## EXERCISE
Ignoring the pictures, copy the data exactly.

## TASK MATERIAL

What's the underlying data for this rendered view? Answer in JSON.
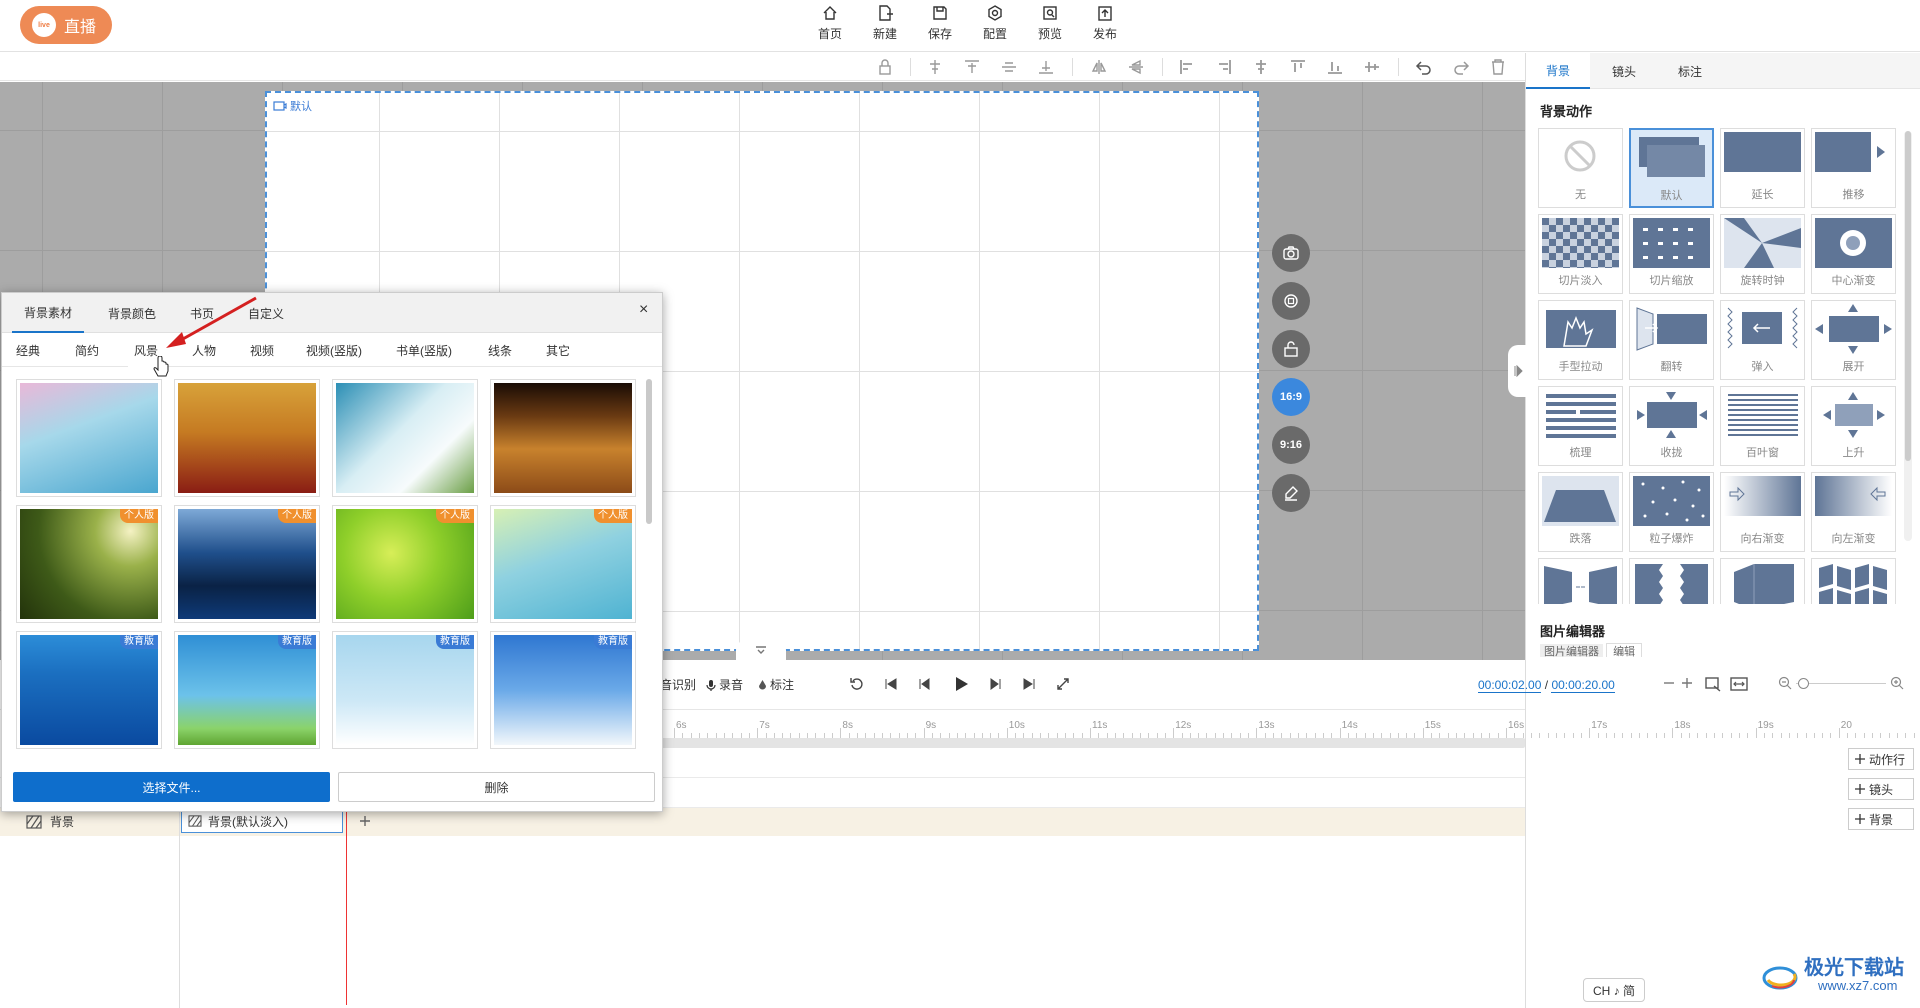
{
  "app": {
    "logo_text": "直播",
    "logo_icon": "live"
  },
  "top_nav": [
    {
      "label": "首页",
      "icon": "home-icon"
    },
    {
      "label": "新建",
      "icon": "new-file-icon"
    },
    {
      "label": "保存",
      "icon": "save-icon"
    },
    {
      "label": "配置",
      "icon": "settings-icon"
    },
    {
      "label": "预览",
      "icon": "preview-icon"
    },
    {
      "label": "发布",
      "icon": "publish-icon"
    }
  ],
  "canvas": {
    "stage_label": "默认",
    "side_buttons": [
      "camera-icon",
      "rotate-icon",
      "unlock-icon",
      "16:9",
      "9:16",
      "eraser-icon"
    ],
    "active_ratio": "16:9"
  },
  "right_panel": {
    "tabs": [
      "背景",
      "镜头",
      "标注"
    ],
    "active_tab": "背景",
    "section_title": "背景动作",
    "effects": [
      "无",
      "默认",
      "延长",
      "推移",
      "切片淡入",
      "切片缩放",
      "旋转时钟",
      "中心渐变",
      "手型拉动",
      "翻转",
      "弹入",
      "展开",
      "梳理",
      "收拢",
      "百叶窗",
      "上升",
      "跌落",
      "粒子爆炸",
      "向右渐变",
      "向左渐变",
      "",
      "",
      "",
      ""
    ],
    "selected_effect": "默认",
    "image_editor_title": "图片编辑器",
    "image_editor_tabs": [
      "图片编辑器",
      "编辑"
    ]
  },
  "popup": {
    "tabs": [
      "背景素材",
      "背景颜色",
      "书页",
      "自定义"
    ],
    "active_tab": "背景素材",
    "close": "×",
    "sub_tabs": [
      "经典",
      "简约",
      "风景",
      "人物",
      "视频",
      "视频(竖版)",
      "书单(竖版)",
      "线条",
      "其它"
    ],
    "active_sub_tab": "风景",
    "images": [
      {
        "badge": ""
      },
      {
        "badge": ""
      },
      {
        "badge": ""
      },
      {
        "badge": ""
      },
      {
        "badge": "个人版"
      },
      {
        "badge": "个人版"
      },
      {
        "badge": "个人版"
      },
      {
        "badge": "个人版"
      },
      {
        "badge": "教育版"
      },
      {
        "badge": "教育版"
      },
      {
        "badge": "教育版"
      },
      {
        "badge": "教育版"
      }
    ],
    "select_button": "选择文件...",
    "delete_button": "删除"
  },
  "timeline": {
    "controls": {
      "speech": "音识别",
      "record": "录音",
      "annotate": "标注"
    },
    "current_time": "00:00:02.00",
    "separator": "/",
    "total_time": "00:00:20.00",
    "ticks": [
      "6s",
      "7s",
      "8s",
      "9s",
      "10s",
      "11s",
      "12s",
      "13s",
      "14s",
      "15s",
      "16s",
      "17s",
      "18s",
      "19s",
      "20"
    ],
    "bg_track_label": "背景",
    "bg_clip_label": "背景(默认淡入)",
    "add_buttons": [
      "动作行",
      "镜头",
      "背景"
    ]
  },
  "ime": "CH ♪ 简",
  "watermark": {
    "line1": "极光下载站",
    "line2": "www.xz7.com"
  }
}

## TASK SOLUTION
What's the underlying data for this rendered view? Answer in JSON.
{
  "app": {
    "logo_text": "直播",
    "logo_icon": "live"
  },
  "top_nav": [
    {
      "label": "首页",
      "icon": "home-icon"
    },
    {
      "label": "新建",
      "icon": "new-file-icon"
    },
    {
      "label": "保存",
      "icon": "save-icon"
    },
    {
      "label": "配置",
      "icon": "settings-icon"
    },
    {
      "label": "预览",
      "icon": "preview-icon"
    },
    {
      "label": "发布",
      "icon": "publish-icon"
    }
  ],
  "canvas": {
    "stage_label": "默认",
    "side_buttons": [
      "camera-icon",
      "rotate-icon",
      "unlock-icon",
      "16:9",
      "9:16",
      "eraser-icon"
    ],
    "active_ratio": "16:9"
  },
  "right_panel": {
    "tabs": [
      "背景",
      "镜头",
      "标注"
    ],
    "active_tab": "背景",
    "section_title": "背景动作",
    "effects": [
      "无",
      "默认",
      "延长",
      "推移",
      "切片淡入",
      "切片缩放",
      "旋转时钟",
      "中心渐变",
      "手型拉动",
      "翻转",
      "弹入",
      "展开",
      "梳理",
      "收拢",
      "百叶窗",
      "上升",
      "跌落",
      "粒子爆炸",
      "向右渐变",
      "向左渐变",
      "",
      "",
      "",
      ""
    ],
    "selected_effect": "默认",
    "image_editor_title": "图片编辑器",
    "image_editor_tabs": [
      "图片编辑器",
      "编辑"
    ]
  },
  "popup": {
    "tabs": [
      "背景素材",
      "背景颜色",
      "书页",
      "自定义"
    ],
    "active_tab": "背景素材",
    "close": "×",
    "sub_tabs": [
      "经典",
      "简约",
      "风景",
      "人物",
      "视频",
      "视频(竖版)",
      "书单(竖版)",
      "线条",
      "其它"
    ],
    "active_sub_tab": "风景",
    "images": [
      {
        "badge": ""
      },
      {
        "badge": ""
      },
      {
        "badge": ""
      },
      {
        "badge": ""
      },
      {
        "badge": "个人版"
      },
      {
        "badge": "个人版"
      },
      {
        "badge": "个人版"
      },
      {
        "badge": "个人版"
      },
      {
        "badge": "教育版"
      },
      {
        "badge": "教育版"
      },
      {
        "badge": "教育版"
      },
      {
        "badge": "教育版"
      }
    ],
    "select_button": "选择文件...",
    "delete_button": "删除"
  },
  "timeline": {
    "controls": {
      "speech": "音识别",
      "record": "录音",
      "annotate": "标注"
    },
    "current_time": "00:00:02.00",
    "separator": "/",
    "total_time": "00:00:20.00",
    "ticks": [
      "6s",
      "7s",
      "8s",
      "9s",
      "10s",
      "11s",
      "12s",
      "13s",
      "14s",
      "15s",
      "16s",
      "17s",
      "18s",
      "19s",
      "20"
    ],
    "bg_track_label": "背景",
    "bg_clip_label": "背景(默认淡入)",
    "add_buttons": [
      "动作行",
      "镜头",
      "背景"
    ]
  },
  "ime": "CH ♪ 简",
  "watermark": {
    "line1": "极光下载站",
    "line2": "www.xz7.com"
  }
}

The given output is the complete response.